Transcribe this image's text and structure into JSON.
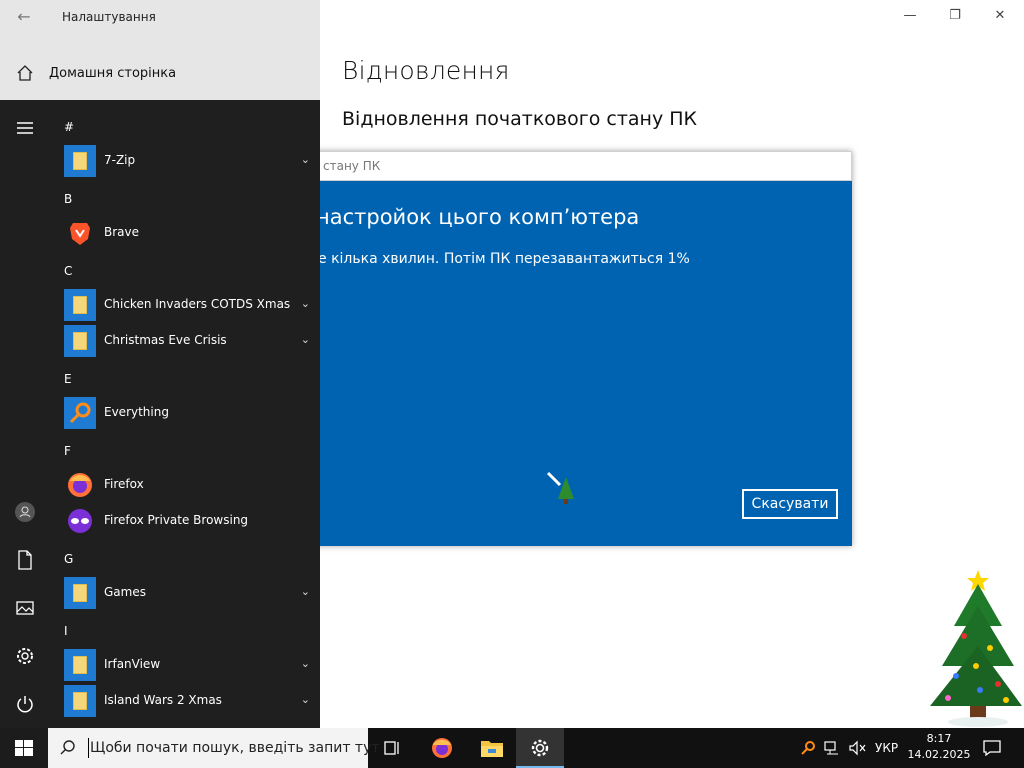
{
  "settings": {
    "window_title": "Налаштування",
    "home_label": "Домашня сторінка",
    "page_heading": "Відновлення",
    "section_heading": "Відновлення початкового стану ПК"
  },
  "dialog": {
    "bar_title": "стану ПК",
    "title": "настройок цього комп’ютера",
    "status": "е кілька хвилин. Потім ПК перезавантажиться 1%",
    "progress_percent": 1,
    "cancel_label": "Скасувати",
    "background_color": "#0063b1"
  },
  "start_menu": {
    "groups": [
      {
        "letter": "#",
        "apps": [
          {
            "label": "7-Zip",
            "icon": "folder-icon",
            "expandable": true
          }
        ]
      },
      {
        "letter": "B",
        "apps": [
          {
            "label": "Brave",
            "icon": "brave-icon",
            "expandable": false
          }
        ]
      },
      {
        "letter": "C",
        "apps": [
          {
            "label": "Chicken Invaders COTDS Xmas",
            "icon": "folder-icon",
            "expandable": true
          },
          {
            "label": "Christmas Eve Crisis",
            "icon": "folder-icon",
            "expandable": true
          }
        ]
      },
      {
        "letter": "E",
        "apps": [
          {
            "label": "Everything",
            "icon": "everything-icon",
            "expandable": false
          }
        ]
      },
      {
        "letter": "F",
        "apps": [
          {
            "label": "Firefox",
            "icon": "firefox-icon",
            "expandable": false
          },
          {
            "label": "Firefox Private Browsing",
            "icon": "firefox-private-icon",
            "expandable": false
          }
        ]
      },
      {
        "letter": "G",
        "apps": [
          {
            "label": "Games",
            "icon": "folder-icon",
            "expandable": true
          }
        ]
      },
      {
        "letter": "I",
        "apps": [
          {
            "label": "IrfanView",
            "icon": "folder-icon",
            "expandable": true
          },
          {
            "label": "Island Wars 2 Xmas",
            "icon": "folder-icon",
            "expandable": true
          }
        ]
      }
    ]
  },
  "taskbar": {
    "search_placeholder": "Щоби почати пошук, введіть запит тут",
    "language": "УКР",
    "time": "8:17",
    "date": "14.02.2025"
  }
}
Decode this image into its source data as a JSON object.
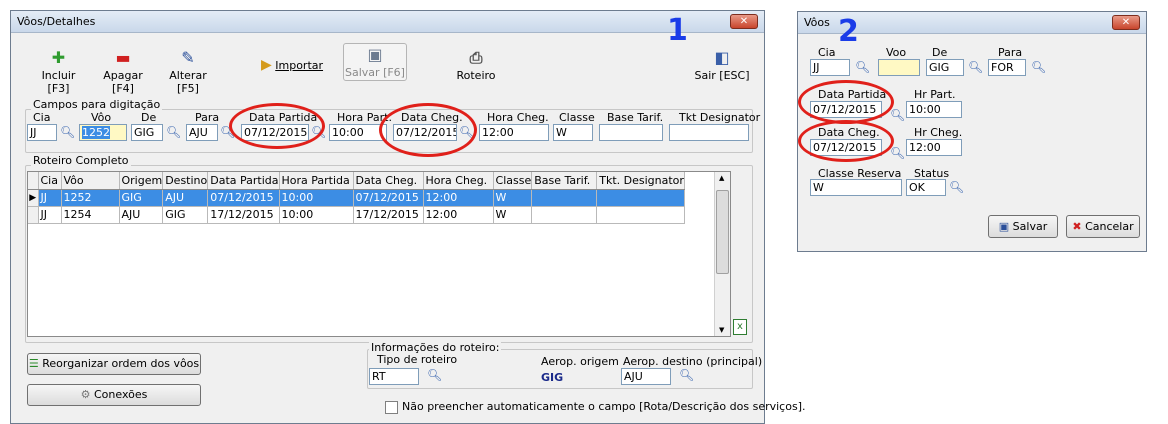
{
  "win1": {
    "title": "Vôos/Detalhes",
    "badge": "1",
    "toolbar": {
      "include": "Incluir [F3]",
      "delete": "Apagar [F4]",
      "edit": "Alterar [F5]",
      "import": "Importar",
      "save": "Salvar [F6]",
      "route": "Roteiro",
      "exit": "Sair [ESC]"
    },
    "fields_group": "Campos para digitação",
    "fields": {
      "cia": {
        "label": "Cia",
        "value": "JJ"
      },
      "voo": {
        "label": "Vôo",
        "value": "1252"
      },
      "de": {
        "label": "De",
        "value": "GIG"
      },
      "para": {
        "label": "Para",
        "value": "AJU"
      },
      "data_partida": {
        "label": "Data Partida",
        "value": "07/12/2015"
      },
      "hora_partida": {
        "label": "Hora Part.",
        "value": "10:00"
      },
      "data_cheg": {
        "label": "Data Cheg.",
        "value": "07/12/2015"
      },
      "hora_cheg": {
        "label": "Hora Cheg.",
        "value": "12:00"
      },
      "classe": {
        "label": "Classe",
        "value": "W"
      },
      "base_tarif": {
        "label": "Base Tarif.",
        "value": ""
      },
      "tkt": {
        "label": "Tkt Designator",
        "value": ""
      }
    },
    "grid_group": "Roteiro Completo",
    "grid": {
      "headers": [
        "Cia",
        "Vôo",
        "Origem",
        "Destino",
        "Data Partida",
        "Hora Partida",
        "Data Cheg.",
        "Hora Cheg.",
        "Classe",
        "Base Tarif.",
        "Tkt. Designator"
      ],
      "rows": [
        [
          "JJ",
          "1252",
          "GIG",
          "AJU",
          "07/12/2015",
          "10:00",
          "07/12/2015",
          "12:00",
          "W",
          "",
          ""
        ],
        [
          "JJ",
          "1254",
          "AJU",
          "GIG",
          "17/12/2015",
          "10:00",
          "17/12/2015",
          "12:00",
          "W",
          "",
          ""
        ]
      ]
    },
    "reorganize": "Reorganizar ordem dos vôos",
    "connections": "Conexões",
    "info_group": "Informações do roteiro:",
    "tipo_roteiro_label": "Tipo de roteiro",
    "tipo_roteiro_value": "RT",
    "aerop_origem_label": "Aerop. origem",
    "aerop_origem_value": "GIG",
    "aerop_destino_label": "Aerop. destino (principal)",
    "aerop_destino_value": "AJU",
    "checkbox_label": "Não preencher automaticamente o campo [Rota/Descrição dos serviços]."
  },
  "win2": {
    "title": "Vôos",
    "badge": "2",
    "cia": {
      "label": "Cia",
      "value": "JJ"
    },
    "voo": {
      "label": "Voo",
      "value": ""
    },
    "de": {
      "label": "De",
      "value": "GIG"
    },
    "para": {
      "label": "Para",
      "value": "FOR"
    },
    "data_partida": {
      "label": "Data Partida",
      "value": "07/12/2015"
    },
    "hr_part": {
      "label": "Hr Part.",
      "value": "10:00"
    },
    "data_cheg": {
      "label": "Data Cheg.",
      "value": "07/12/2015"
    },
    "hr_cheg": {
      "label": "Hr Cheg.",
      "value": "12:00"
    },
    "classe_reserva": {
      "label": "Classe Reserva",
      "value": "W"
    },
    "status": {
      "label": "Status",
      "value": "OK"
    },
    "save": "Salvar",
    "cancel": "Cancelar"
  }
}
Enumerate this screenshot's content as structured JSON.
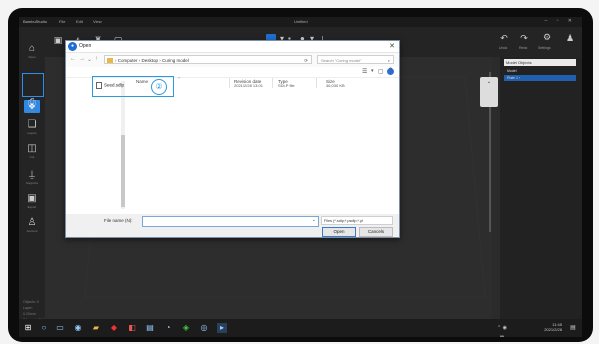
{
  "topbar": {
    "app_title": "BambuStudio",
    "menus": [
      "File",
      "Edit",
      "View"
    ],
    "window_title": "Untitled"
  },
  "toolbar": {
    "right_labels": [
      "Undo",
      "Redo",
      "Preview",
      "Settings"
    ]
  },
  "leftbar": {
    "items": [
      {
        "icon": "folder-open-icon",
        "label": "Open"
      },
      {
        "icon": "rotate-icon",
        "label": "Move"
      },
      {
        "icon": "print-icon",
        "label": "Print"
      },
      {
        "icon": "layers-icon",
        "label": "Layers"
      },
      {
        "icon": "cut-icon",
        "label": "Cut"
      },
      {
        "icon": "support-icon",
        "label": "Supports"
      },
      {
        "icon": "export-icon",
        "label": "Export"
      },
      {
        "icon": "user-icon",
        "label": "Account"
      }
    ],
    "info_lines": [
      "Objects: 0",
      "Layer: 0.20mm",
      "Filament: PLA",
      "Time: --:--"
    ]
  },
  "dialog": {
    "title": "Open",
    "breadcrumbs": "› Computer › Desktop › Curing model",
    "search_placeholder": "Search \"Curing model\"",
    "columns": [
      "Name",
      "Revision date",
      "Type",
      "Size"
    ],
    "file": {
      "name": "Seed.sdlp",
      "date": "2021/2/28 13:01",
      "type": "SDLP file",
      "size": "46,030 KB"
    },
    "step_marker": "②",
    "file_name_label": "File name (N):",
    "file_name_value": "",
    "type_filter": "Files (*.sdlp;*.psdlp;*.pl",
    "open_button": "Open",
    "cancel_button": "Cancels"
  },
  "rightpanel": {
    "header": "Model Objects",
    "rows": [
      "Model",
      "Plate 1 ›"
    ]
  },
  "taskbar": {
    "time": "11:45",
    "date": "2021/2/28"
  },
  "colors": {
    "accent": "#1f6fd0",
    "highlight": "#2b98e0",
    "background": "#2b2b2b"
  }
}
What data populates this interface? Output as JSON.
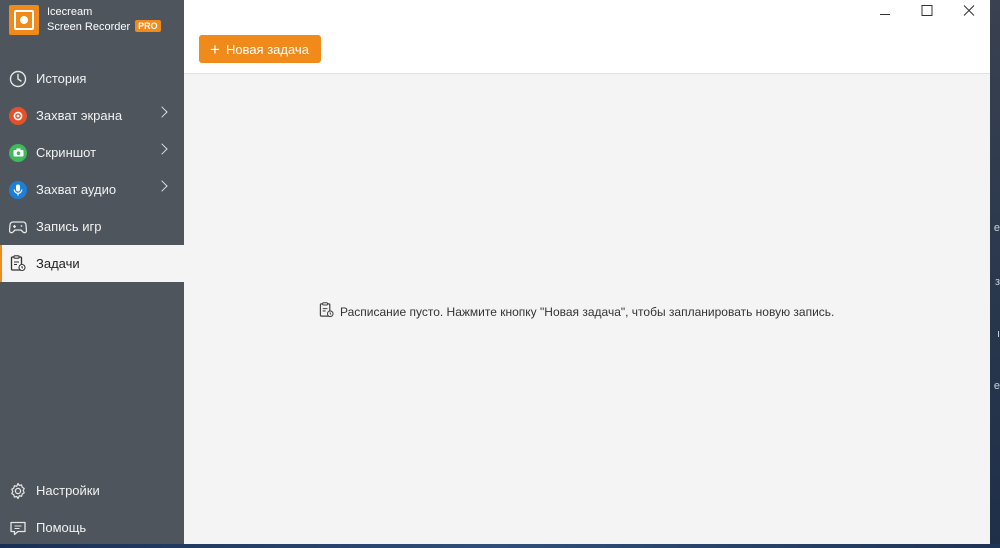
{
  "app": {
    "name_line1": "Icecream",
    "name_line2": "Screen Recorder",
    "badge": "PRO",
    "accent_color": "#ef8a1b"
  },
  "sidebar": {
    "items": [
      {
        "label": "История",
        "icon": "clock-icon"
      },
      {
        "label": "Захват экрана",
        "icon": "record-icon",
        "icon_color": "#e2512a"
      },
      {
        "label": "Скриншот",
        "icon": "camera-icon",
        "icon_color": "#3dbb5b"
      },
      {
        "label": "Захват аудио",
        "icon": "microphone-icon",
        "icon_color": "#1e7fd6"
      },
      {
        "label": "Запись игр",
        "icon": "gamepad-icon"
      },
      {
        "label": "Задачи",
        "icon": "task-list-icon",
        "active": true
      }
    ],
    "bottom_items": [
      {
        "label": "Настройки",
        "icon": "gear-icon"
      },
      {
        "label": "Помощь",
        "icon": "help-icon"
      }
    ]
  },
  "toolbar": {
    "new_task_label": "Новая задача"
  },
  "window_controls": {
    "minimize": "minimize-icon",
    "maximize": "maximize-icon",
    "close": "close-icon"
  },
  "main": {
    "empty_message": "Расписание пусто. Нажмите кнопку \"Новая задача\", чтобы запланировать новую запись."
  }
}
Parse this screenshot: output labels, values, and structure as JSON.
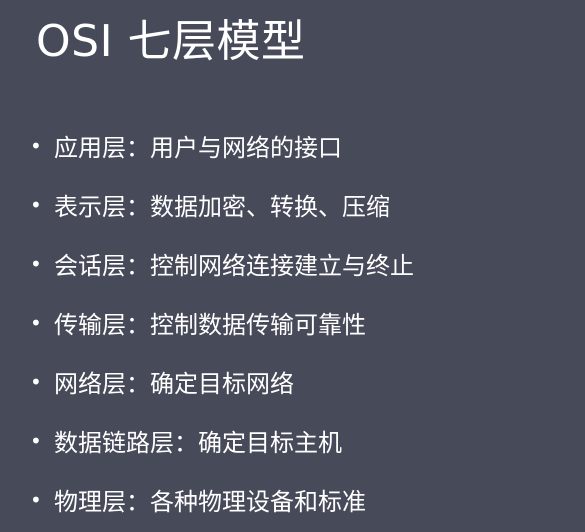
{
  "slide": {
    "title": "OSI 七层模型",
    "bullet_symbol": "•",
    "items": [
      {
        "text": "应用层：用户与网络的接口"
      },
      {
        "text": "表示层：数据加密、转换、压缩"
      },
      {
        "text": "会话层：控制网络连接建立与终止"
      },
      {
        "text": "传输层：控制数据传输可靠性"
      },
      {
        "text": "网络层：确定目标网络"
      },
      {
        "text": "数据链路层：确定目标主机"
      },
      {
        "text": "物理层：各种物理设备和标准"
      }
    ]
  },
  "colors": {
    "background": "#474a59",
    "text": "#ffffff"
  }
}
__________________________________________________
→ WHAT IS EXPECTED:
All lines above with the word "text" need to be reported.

→ THE COMPLETED TASK:
Transcribe this image's text and structure into JSON.
        "text": "应用层：用户与网络的接口"
        "text": "表示层：数据加密、转换、压缩"
        "text": "会话层：控制网络连接建立与终止"
        "text": "传输层：控制数据传输可靠性"
        "text": "网络层：确定目标网络"
        "text": "数据链路层：确定目标主机"
        "text": "物理层：各种物理设备和标准"
    "text": "#ffffff"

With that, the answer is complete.